Investment banking is a relatively small niche within the overall financial services sector. There are simply not that many jobs available in the field as opposed to, for example, the field of accounting or retail banking. Attending a school that is an established source for employees of investment banks is, therefore, a key advantage.
University of Pennsylvania
The University of Pennsylvania, home to the famed Wharton School of Business, is one of the top feeder schools for the investment banking industry. However, the recruiting statistics for the overall number one university reveal an important point about investment bank recruiting, which is that each investment bank has its own individual list of preferred schools.
The University of Pennsylvania is one of the top schools for Goldman Sachs, Citigroup (C), and Credit Suisse (CS).
New York University
New York University (NYU) is right with the University of Pennsylvania in terms of where investment banks most frequently recruit new employees. NYU is a top school for many investment banks, including being a top school for new hires for Barclays (BCS), JPMorgan Chase (JPM), and Credit Suisse.
The University of Michigan at Ann Arbor
The University of Michigan at Ann Arbor is another top feeder school. The University of Michigan is a top school for boutique investment banking firm JPMorgan Chase and Goldman Sachs.
Other Top Schools
The Ivy League dominates many other spots for schools that investment banks target, including:
Other notable schools include the University of Michigan, Georgetown University, the University of Notre Dame, and the University of Chicago.

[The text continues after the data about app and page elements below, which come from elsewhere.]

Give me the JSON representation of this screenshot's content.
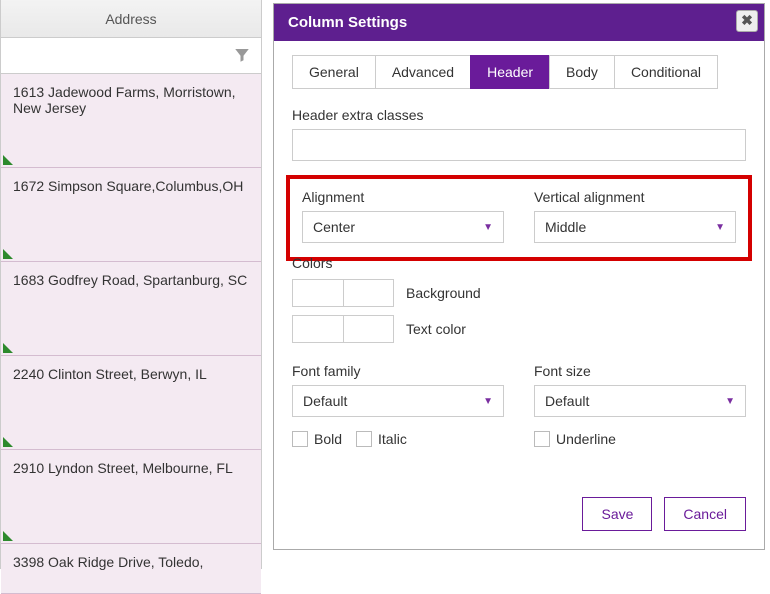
{
  "column": {
    "header": "Address",
    "cells": [
      "1613 Jadewood Farms, Morristown, New Jersey",
      "1672 Simpson Square,Columbus,OH",
      "1683 Godfrey Road, Spartanburg, SC",
      "2240 Clinton Street, Berwyn, IL",
      "2910 Lyndon Street, Melbourne, FL",
      "3398 Oak Ridge Drive, Toledo,"
    ]
  },
  "panel": {
    "title": "Column Settings",
    "tabs": [
      "General",
      "Advanced",
      "Header",
      "Body",
      "Conditional"
    ],
    "active_tab": 2,
    "header_extra_classes_label": "Header extra classes",
    "header_extra_classes_value": "",
    "alignment": {
      "label": "Alignment",
      "value": "Center"
    },
    "valignment": {
      "label": "Vertical alignment",
      "value": "Middle"
    },
    "colors": {
      "label": "Colors",
      "background_label": "Background",
      "textcolor_label": "Text color"
    },
    "font_family": {
      "label": "Font family",
      "value": "Default"
    },
    "font_size": {
      "label": "Font size",
      "value": "Default"
    },
    "bold_label": "Bold",
    "italic_label": "Italic",
    "underline_label": "Underline",
    "save_label": "Save",
    "cancel_label": "Cancel"
  }
}
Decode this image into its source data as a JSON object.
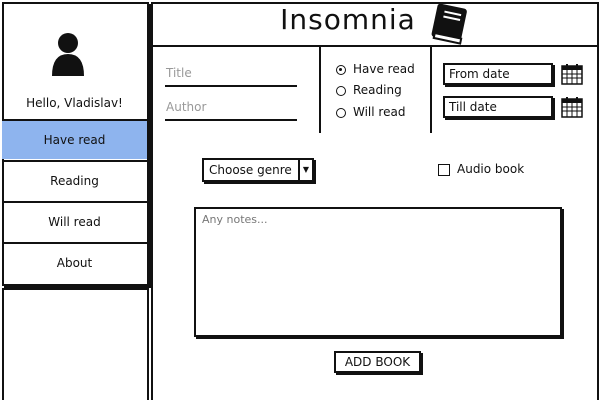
{
  "app": {
    "title": "Insomnia",
    "logo_icon": "book-icon"
  },
  "sidebar": {
    "avatar_icon": "user-icon",
    "greeting": "Hello, Vladislav!",
    "items": [
      {
        "label": "Have read",
        "active": true
      },
      {
        "label": "Reading",
        "active": false
      },
      {
        "label": "Will read",
        "active": false
      },
      {
        "label": "About",
        "active": false
      }
    ]
  },
  "form": {
    "title_placeholder": "Title",
    "author_placeholder": "Author",
    "status_options": [
      {
        "label": "Have read",
        "selected": true
      },
      {
        "label": "Reading",
        "selected": false
      },
      {
        "label": "Will read",
        "selected": false
      }
    ],
    "from_date_placeholder": "From date",
    "till_date_placeholder": "Till date",
    "genre_select": "Choose genre",
    "audio_book_label": "Audio book",
    "audio_book_checked": false,
    "notes_placeholder": "Any notes...",
    "add_button_label": "ADD BOOK"
  },
  "colors": {
    "active_nav": "#8eb4ee"
  }
}
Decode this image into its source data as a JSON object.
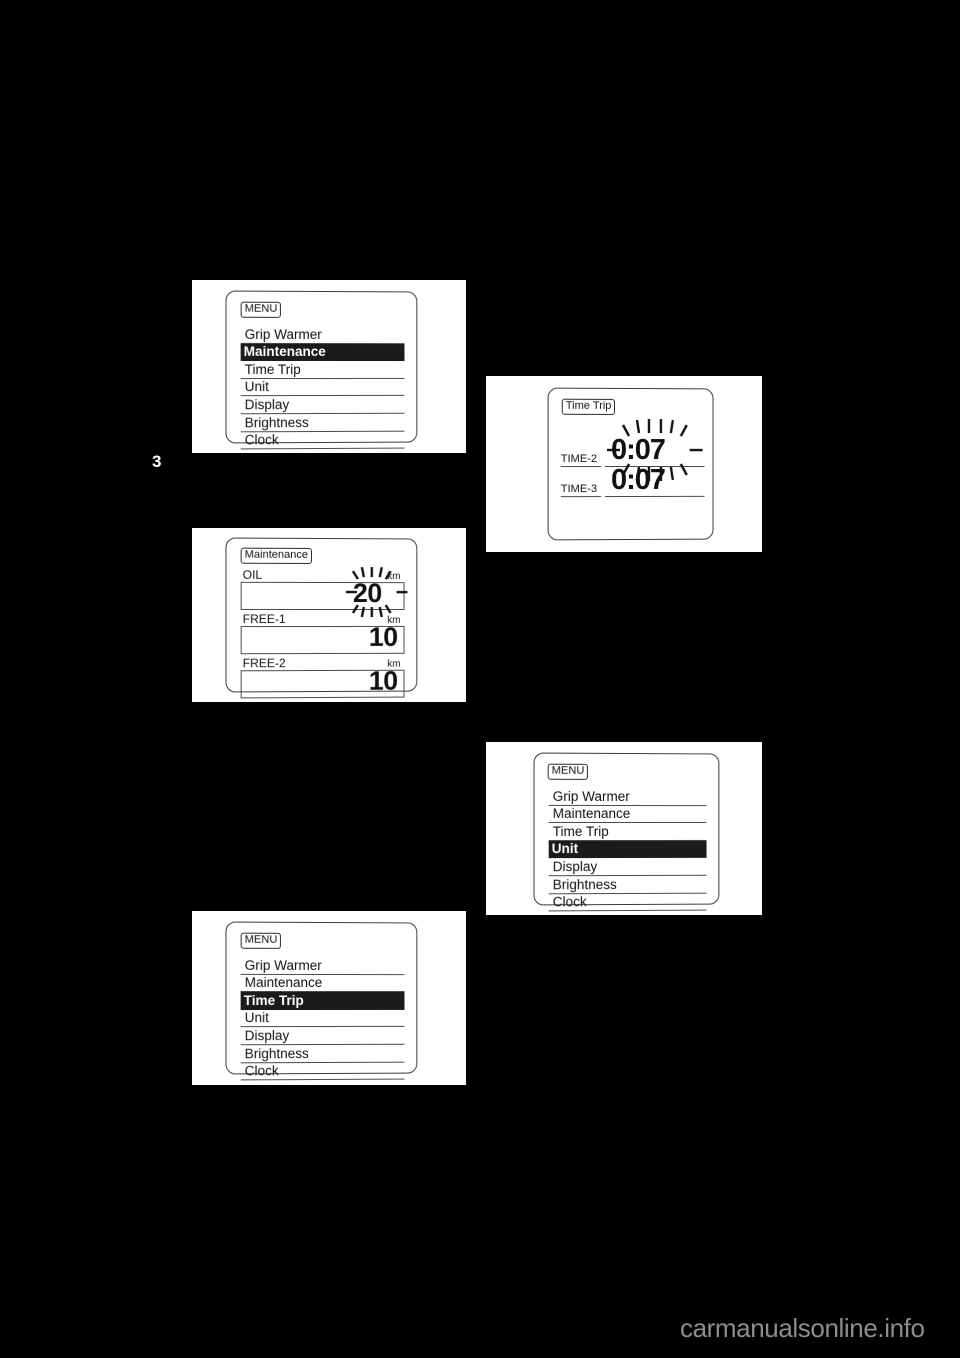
{
  "page": {
    "chapter_number": "3",
    "watermark": "carmanualsonline.info",
    "background_color": "#000000",
    "panel_color": "#ffffff"
  },
  "figures": {
    "menu_maintenance": {
      "title": "MENU",
      "items": [
        {
          "label": "Grip Warmer",
          "selected": false
        },
        {
          "label": "Maintenance",
          "selected": true
        },
        {
          "label": "Time Trip",
          "selected": false
        },
        {
          "label": "Unit",
          "selected": false
        },
        {
          "label": "Display",
          "selected": false
        },
        {
          "label": "Brightness",
          "selected": false
        },
        {
          "label": "Clock",
          "selected": false
        }
      ]
    },
    "maintenance": {
      "title": "Maintenance",
      "rows": [
        {
          "label": "OIL",
          "unit": "km",
          "value": "20",
          "flashing": true
        },
        {
          "label": "FREE-1",
          "unit": "km",
          "value": "10",
          "flashing": false
        },
        {
          "label": "FREE-2",
          "unit": "km",
          "value": "10",
          "flashing": false
        }
      ]
    },
    "time_trip": {
      "title": "Time Trip",
      "rows": [
        {
          "label": "TIME-2",
          "value": "0:07",
          "flashing": true
        },
        {
          "label": "TIME-3",
          "value": "0:07",
          "flashing": false
        }
      ]
    },
    "menu_time_trip": {
      "title": "MENU",
      "items": [
        {
          "label": "Grip Warmer",
          "selected": false
        },
        {
          "label": "Maintenance",
          "selected": false
        },
        {
          "label": "Time Trip",
          "selected": true
        },
        {
          "label": "Unit",
          "selected": false
        },
        {
          "label": "Display",
          "selected": false
        },
        {
          "label": "Brightness",
          "selected": false
        },
        {
          "label": "Clock",
          "selected": false
        }
      ]
    },
    "menu_unit": {
      "title": "MENU",
      "items": [
        {
          "label": "Grip Warmer",
          "selected": false
        },
        {
          "label": "Maintenance",
          "selected": false
        },
        {
          "label": "Time Trip",
          "selected": false
        },
        {
          "label": "Unit",
          "selected": true
        },
        {
          "label": "Display",
          "selected": false
        },
        {
          "label": "Brightness",
          "selected": false
        },
        {
          "label": "Clock",
          "selected": false
        }
      ]
    }
  }
}
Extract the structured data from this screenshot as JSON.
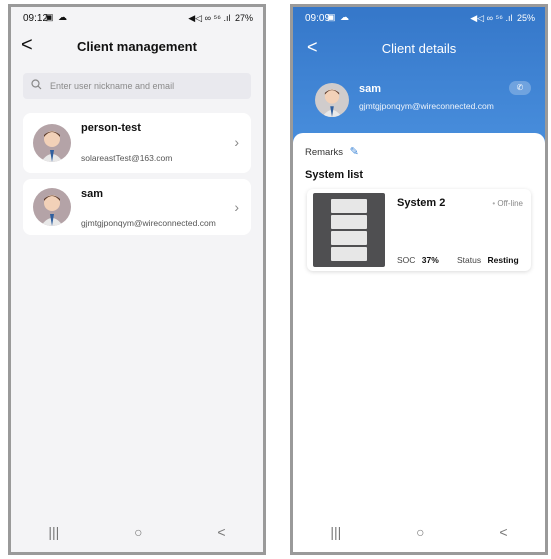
{
  "screen1": {
    "status": {
      "time": "09:12",
      "icons_left": "▣ ☁",
      "icons_right": "◀◁ ∞ ⁵⁶ .ıl",
      "battery": "27%"
    },
    "header": {
      "back": "<",
      "title": "Client management"
    },
    "search": {
      "placeholder": "Enter user nickname and email",
      "value": ""
    },
    "clients": [
      {
        "name": "person-test",
        "email": "solareastTest@163.com"
      },
      {
        "name": "sam",
        "email": "gjmtgjponqym@wireconnected.com"
      }
    ],
    "nav": {
      "recents": "|||",
      "home": "○",
      "back": "<"
    }
  },
  "screen2": {
    "status": {
      "time": "09:09",
      "icons_left": "▣ ☁",
      "icons_right": "◀◁ ∞ ⁵⁶ .ıl",
      "battery": "25%"
    },
    "header": {
      "back": "<",
      "title": "Client details"
    },
    "client": {
      "name": "sam",
      "email": "gjmtgjponqym@wireconnected.com"
    },
    "remarks_label": "Remarks",
    "system_list_title": "System list",
    "system": {
      "name": "System 2",
      "status": "Off-line",
      "soc_label": "SOC",
      "soc_value": "37%",
      "state_label": "Status",
      "state_value": "Resting"
    },
    "nav": {
      "recents": "|||",
      "home": "○",
      "back": "<"
    }
  },
  "colors": {
    "header_blue": "#3577c9",
    "accent": "#3b84d6",
    "card_bg": "#ffffff",
    "page_bg": "#f4f4f6"
  },
  "icons": {
    "search": "search-icon",
    "edit": "edit-icon",
    "phone": "phone-icon",
    "chevron": "chevron-right-icon"
  }
}
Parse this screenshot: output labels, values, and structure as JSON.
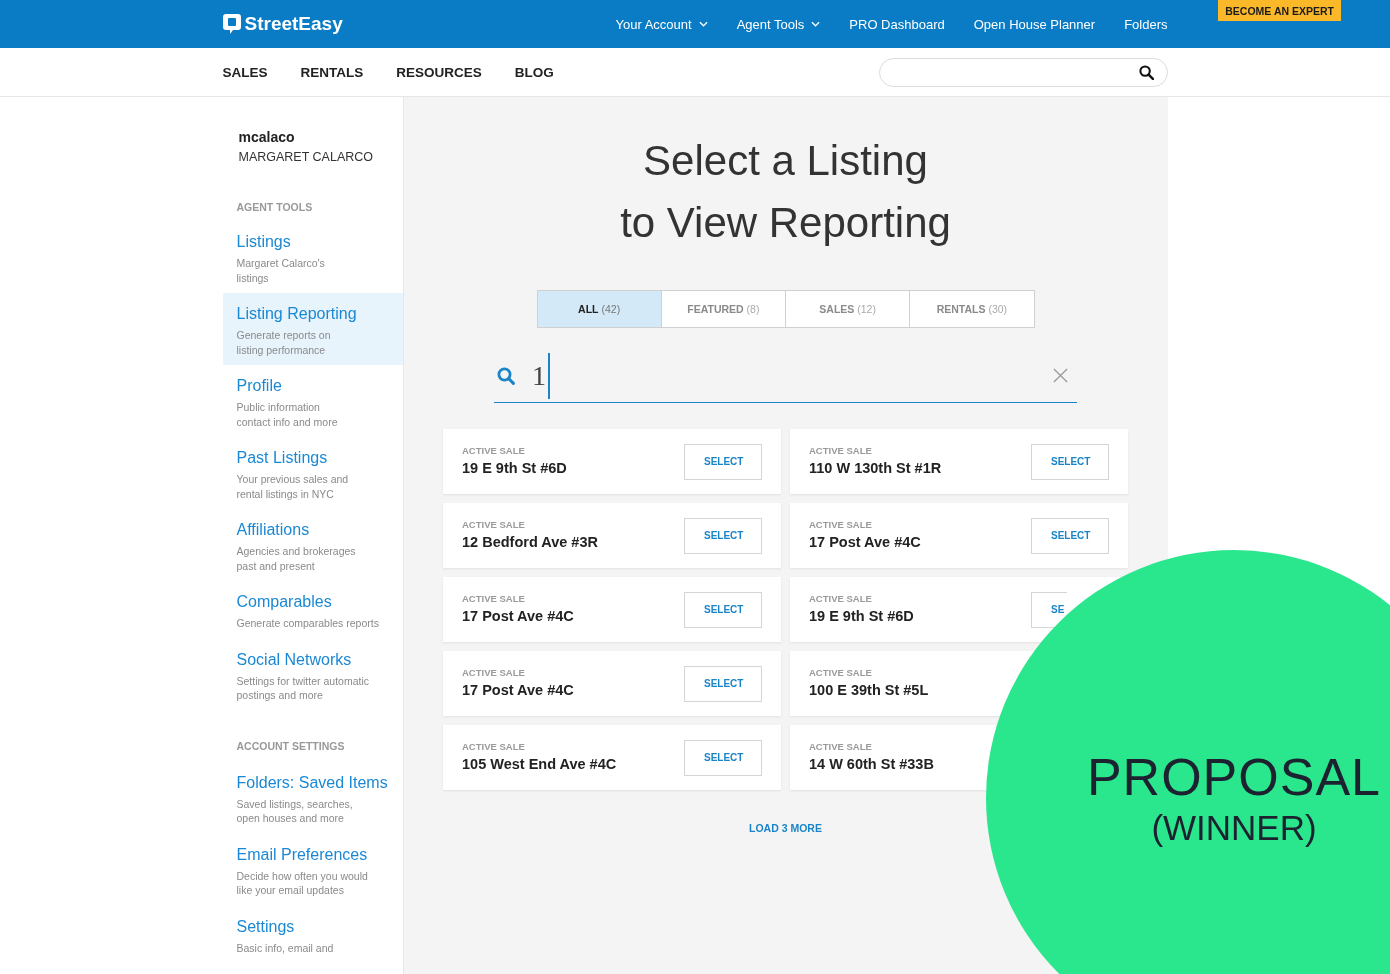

For individuals aiming to get on with a certain bank, it is important to keep in mind each bank has its own preferred recruiting sources. For example, Bank of America (BAC) tends to grant more jobs to Cornell and Vanderbilt Universities versus the University of Penn. or NYU.
The Importance of Internships
Nearly all the major investment banks offer summer internship analyst programs that last approximately 12 weeks. Students who can land one of these internships not only gain valuable experience but also have the opportunity to develop networking relationships at the bank that can give them a substantial advantage when it comes to final hiring decisions.